With the U.S. Court of Appeals for the District of Columbia Circuit’s surprise decision to push Clean Power Plan arguments to September before the full court, dozens of lawyers are now shuffling their schedules and planning for a new legal timeline.
The court’s announcement took everyone by surprise. Instead of presenting oral arguments before a three-judge panel in early June, defenders and challengers of the Obama administration’s signature climate rule will make their case before all participating judges on Sept. 27.
"We have a little extra breathing room," environmental attorney Sean Donahue said, but the court’s move only "defers" the high-stakes scramble to oral arguments.
Tom Lorenzen, an attorney at Crowell and Moring who’s representing electric cooperatives challenging the rule, joked yesterday that he has suddenly found himself with more time on his hands.
He called the court’s decision "another astonishing order" in a case that continues to surprise all parties involved. The court only tends to grant about one full bench, or en banc, rehearing per year, he noted.
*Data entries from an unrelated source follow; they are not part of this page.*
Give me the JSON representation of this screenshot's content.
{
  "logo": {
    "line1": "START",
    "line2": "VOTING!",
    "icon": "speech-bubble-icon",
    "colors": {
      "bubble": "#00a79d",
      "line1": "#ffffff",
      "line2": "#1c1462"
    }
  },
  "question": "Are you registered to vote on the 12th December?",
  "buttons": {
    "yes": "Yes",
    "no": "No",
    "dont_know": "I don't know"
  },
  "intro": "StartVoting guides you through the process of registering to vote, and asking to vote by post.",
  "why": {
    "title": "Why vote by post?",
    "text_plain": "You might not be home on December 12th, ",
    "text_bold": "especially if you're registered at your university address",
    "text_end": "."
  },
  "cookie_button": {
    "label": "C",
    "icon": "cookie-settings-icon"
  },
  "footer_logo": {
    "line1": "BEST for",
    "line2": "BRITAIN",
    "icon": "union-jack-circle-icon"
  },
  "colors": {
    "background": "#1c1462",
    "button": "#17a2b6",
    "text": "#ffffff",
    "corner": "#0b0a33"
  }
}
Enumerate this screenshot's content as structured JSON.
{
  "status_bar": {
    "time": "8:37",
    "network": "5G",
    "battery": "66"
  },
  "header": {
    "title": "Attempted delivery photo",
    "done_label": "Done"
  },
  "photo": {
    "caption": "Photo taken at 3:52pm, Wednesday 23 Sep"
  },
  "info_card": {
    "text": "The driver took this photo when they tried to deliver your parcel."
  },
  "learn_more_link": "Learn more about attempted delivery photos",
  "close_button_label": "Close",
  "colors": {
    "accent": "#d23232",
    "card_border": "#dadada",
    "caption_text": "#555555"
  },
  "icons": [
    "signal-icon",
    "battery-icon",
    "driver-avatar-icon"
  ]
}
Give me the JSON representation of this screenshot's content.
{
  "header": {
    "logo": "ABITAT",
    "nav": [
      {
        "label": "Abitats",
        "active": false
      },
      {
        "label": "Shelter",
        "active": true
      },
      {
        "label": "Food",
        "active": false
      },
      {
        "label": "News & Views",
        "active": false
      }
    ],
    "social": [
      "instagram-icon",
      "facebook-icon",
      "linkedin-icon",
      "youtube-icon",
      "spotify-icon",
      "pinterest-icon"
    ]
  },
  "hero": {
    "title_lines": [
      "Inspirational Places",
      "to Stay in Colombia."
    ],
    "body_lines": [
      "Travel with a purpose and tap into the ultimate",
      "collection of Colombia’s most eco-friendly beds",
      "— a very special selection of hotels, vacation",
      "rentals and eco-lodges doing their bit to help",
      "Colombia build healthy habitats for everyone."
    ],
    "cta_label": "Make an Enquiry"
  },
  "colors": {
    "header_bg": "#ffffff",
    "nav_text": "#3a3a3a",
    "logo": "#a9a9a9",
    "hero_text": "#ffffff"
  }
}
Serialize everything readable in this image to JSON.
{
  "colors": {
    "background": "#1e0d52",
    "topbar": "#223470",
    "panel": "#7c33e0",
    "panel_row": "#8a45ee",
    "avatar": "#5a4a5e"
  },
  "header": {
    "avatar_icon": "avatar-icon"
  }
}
It goes to show that "anything can happen in this case," he said.
Jonathan Adler, a law professor at Case Western Reserve University and a former clerk on the D.C. Circuit, noted that the court has decided before to skip a three-judge panel, by first hearing the antitrust case United States v. Microsoft Corp. before an en banc court in 2001.
In that case, Adler wrote on the legal blog the Volokh Conspiracy, "the court’s decision to go en banc could be explained by the fact that only seven judges could participate in the case, which could have made it difficult for the court to rehear the case en banc after a three-judge opinion."
Adler said today in an interview that he isn’t aware of any similar decisions to first hear a case en banc at either the D.C. Circuit or other federal appeals courts.
Tweaking the timeline
With oral arguments set for en banc review, the case may see an accelerated path to the Supreme Court. Both sides had signaled plans to request en banc review if they lost before the D.C. Circuit panel. Now, that potentially time-consuming step is eliminated (EnergyWire, May 17).
"It definitely shortens the time period for this to get to the Supreme Court," Dorsey & Whitney attorney James Rubin said. "This does show that there is recognition for the need to move this forward. It’ll speed things up to some extent."
A quicker path to the Supreme Court could be a boon for U.S. EPA if it wins in the lower court, Adler said, as it could have the effect of "shortening the stay" imposed when the Supreme Court halted the rule.
Still, late September oral arguments mean that the appellate court is unlikely to issue a decision before the election, or perhaps even before the next president is inaugurated. Rubin noted that with nine judges expected to hear the case — five appointed by Democrats and four appointed by Republicans — the majority might need more deliberation time to issue an opinion.
Bracewell attorney Jeff Holmstead, representing the coal industry in the case, estimated that an early 2017 decision from the D.C. Circuit would result in a final decision from the Supreme Court in mid- to late 2018.
According to ClearView Energy Partners analyst Christi Tezak, the timeline opens a range of hypothetical outcomes for the climate rule. Assuming the losing side appeals the D.C. Circuit’s decision, the Supreme Court would decide whether to hear the case by mid-2017, setting up a 2018 decision if it does take the case.
But if EPA loses at the circuit court and a Republican administration does not appeal, the Clean Power Plan could see its demise as soon as early 2017. In that scenario, environmentalists could try to make their own case before the Supreme Court, but "it would be a very difficult hurdle" persuading the court to consider arguments if the administration itself will not defend the rule, Tezak noted.
Looking for an edge
Parties on both sides of the case see potential advantages to the delay.
In the Clean Power Plan case, "the fact that they found something in the case en banc worthy is not necessarily a good sign for EPA," Adler said, because judges on the court viewed legal issues as important enough for the full court to wade in.
"It’s a huge case," Adler said. "Extraordinary cases often produce extraordinary procedural things."
Challengers to the rule could benefit from the case going before the full roster of judges, given that the three-judge panel was widely viewed as a lucky draw for the agency. That panel consisted of two Democratic appointees and one Republican appointee.
"[T]he government has lost the advantage it had with a smart favorable panel that could have written a strong opening opinion," said Pat Parenteau, a professor at Vermont Law School.
The new setup adds Republican appointees to the mix, including several who have been vocal critics of Obama administration air and climate regulations. It "changes the makeup of the court in ways that could be significant," Lorenzen said.
Holmstead, the coal industry lawyer, noted that his side now has increased opportunity to win over one of the Democrat-appointed judges because at least five will be sitting on the bench.
Still, Adler said, "overall you have to assume that the D.C. Circuit as currently constituted will be fairly deferential to the administration."
Even if the two judges who didn’t participate in the decision to review the case en banc — Chief Judge Merrick Garland and Judge Cornelia Pillard — don’t hear the case, the court will still have five Democratic appointees and four Republican appointees.